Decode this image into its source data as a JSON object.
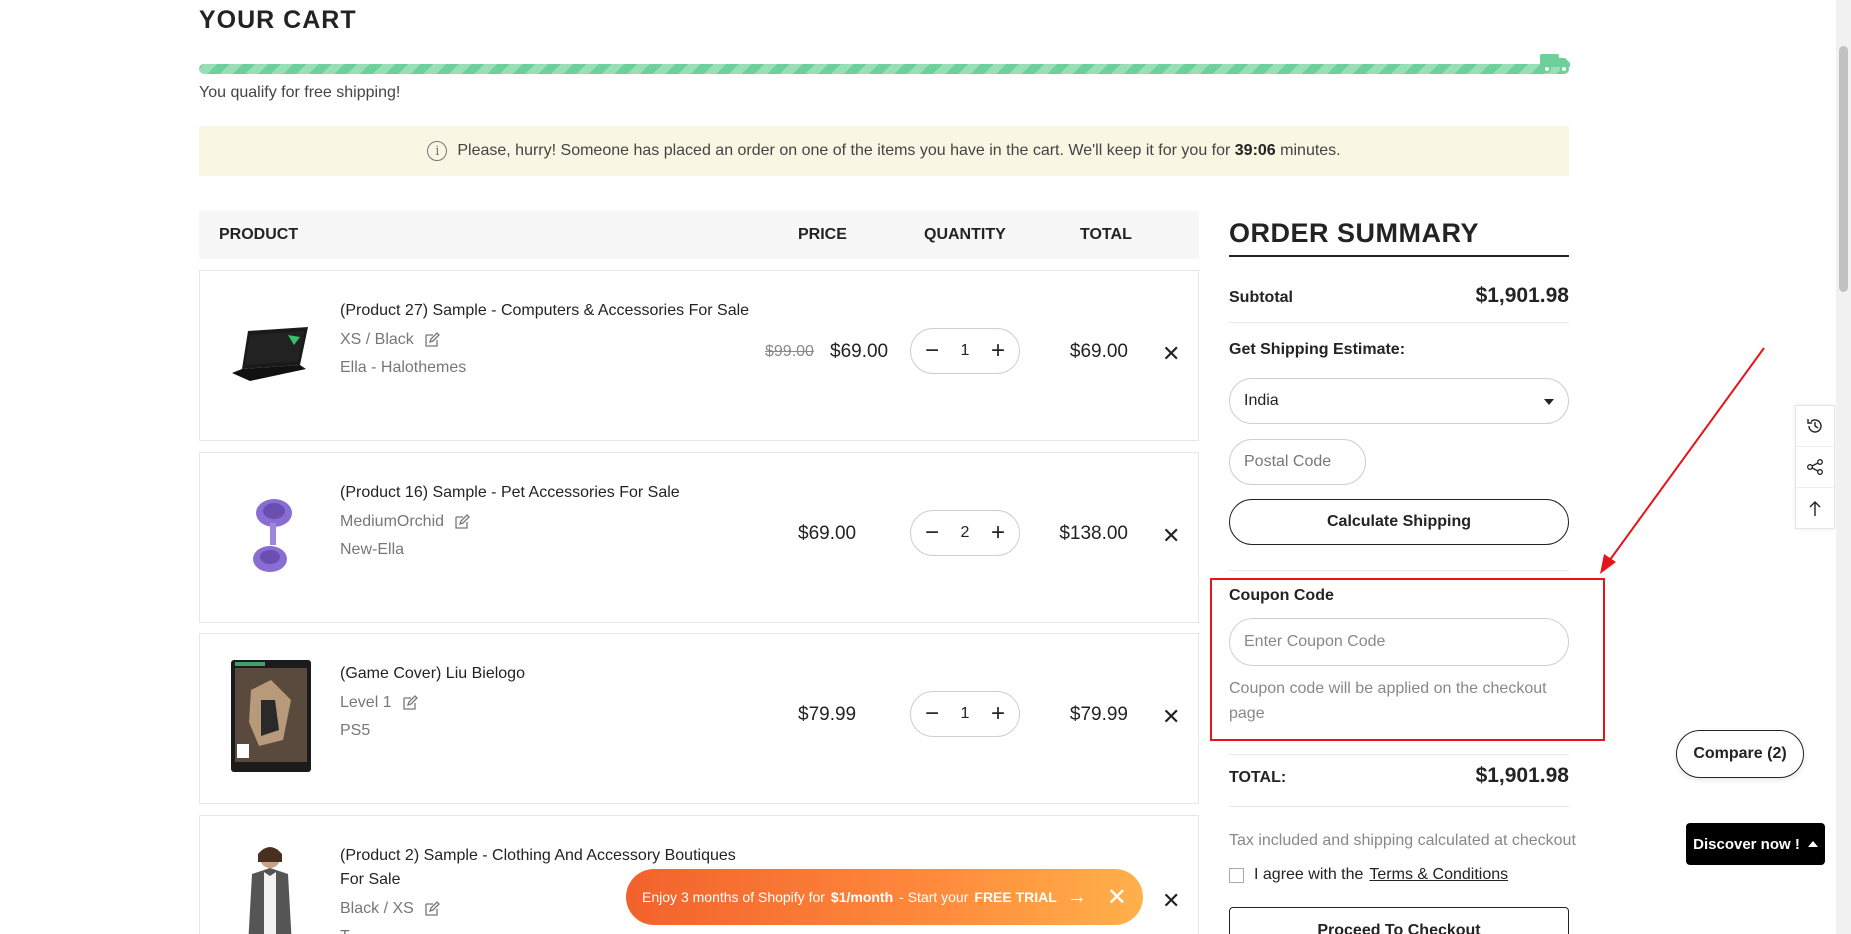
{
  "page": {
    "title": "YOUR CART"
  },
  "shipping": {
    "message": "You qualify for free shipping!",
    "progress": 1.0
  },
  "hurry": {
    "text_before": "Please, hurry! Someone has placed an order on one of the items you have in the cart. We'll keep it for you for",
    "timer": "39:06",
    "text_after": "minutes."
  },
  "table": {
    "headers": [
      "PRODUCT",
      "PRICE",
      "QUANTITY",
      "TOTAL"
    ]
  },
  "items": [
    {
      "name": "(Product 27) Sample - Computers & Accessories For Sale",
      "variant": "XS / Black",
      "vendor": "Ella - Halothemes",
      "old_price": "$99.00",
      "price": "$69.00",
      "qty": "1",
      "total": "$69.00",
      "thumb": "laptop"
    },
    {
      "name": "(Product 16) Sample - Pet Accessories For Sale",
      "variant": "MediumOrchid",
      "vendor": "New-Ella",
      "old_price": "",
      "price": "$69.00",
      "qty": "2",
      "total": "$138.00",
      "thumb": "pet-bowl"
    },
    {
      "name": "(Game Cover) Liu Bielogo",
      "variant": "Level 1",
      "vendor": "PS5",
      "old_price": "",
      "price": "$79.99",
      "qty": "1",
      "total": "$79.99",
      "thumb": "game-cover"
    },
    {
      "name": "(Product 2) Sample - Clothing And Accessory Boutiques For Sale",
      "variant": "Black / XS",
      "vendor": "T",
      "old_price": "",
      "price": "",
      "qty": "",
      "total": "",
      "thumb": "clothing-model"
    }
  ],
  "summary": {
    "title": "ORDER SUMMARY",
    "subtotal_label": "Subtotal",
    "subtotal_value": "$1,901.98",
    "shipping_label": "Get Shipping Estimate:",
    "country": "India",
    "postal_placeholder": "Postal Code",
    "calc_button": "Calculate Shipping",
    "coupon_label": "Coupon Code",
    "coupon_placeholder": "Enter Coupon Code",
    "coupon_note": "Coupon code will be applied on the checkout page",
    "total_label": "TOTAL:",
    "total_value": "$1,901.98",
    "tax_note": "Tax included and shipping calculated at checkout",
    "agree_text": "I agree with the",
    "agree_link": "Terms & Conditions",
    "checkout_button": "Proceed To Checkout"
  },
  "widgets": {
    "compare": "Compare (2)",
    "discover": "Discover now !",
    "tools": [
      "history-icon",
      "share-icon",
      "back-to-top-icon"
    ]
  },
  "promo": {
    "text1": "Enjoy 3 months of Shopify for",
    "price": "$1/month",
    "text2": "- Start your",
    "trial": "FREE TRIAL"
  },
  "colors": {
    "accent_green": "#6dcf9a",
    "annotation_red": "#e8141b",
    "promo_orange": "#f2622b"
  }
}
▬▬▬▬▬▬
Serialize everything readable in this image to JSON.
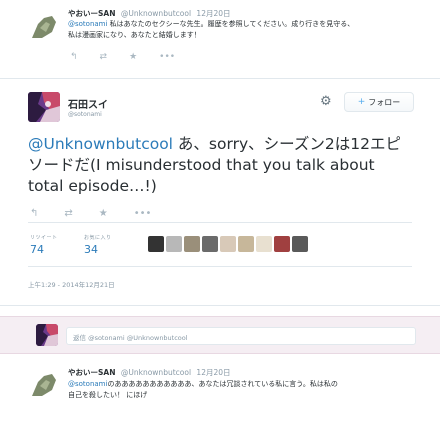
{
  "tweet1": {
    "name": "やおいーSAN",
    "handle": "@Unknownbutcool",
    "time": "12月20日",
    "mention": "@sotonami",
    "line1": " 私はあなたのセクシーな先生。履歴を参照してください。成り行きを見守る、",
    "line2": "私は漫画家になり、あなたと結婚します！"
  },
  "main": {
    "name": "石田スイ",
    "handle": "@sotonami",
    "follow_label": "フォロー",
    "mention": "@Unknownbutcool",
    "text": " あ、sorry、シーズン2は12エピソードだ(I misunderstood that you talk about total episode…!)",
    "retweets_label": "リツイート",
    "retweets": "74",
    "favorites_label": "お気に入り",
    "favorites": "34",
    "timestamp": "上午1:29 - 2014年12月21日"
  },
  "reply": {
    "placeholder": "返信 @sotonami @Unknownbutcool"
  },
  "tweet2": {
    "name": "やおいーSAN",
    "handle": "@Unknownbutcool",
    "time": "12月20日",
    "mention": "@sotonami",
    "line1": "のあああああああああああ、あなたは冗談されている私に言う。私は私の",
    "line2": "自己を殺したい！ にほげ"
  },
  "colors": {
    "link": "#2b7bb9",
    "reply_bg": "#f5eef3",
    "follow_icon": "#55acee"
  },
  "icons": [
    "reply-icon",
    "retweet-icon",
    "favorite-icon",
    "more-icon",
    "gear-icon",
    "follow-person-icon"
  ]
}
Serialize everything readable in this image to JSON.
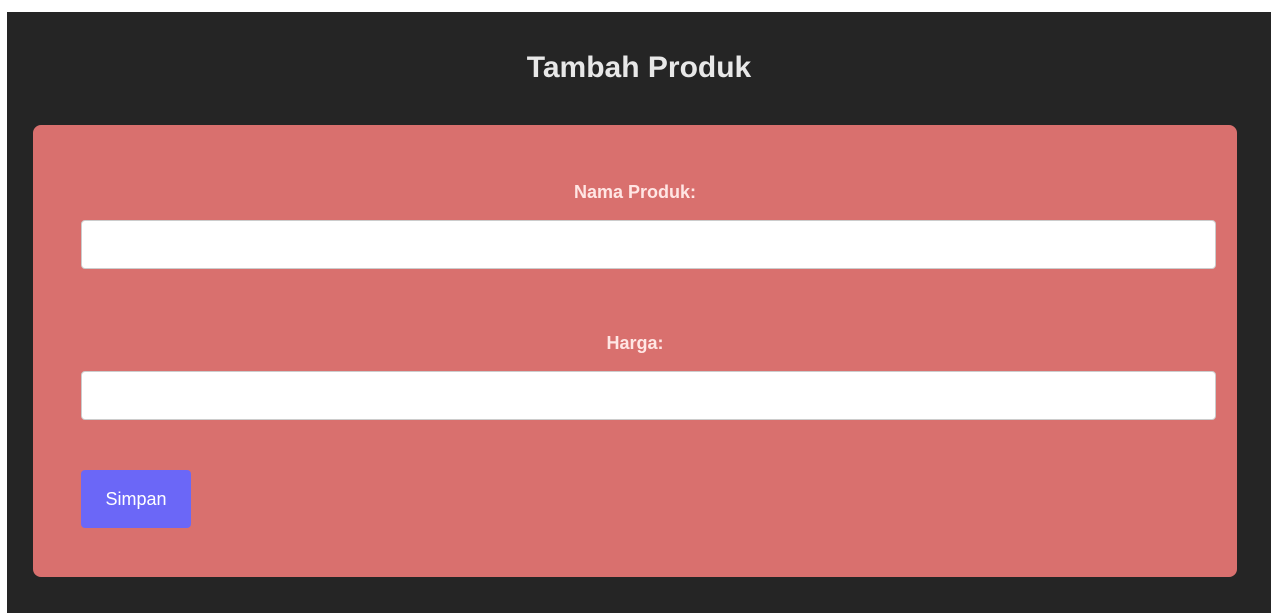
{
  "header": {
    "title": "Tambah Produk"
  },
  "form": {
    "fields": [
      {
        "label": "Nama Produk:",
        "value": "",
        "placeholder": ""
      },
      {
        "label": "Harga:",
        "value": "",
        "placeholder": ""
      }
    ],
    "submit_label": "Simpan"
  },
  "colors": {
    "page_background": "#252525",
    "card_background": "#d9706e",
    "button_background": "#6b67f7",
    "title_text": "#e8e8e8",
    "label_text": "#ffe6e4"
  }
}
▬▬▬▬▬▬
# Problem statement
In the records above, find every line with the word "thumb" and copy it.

# Solution to this problem
      "thumb": "laptop"
      "thumb": "pet-bowl"
      "thumb": "game-cover"
      "thumb": "clothing-model"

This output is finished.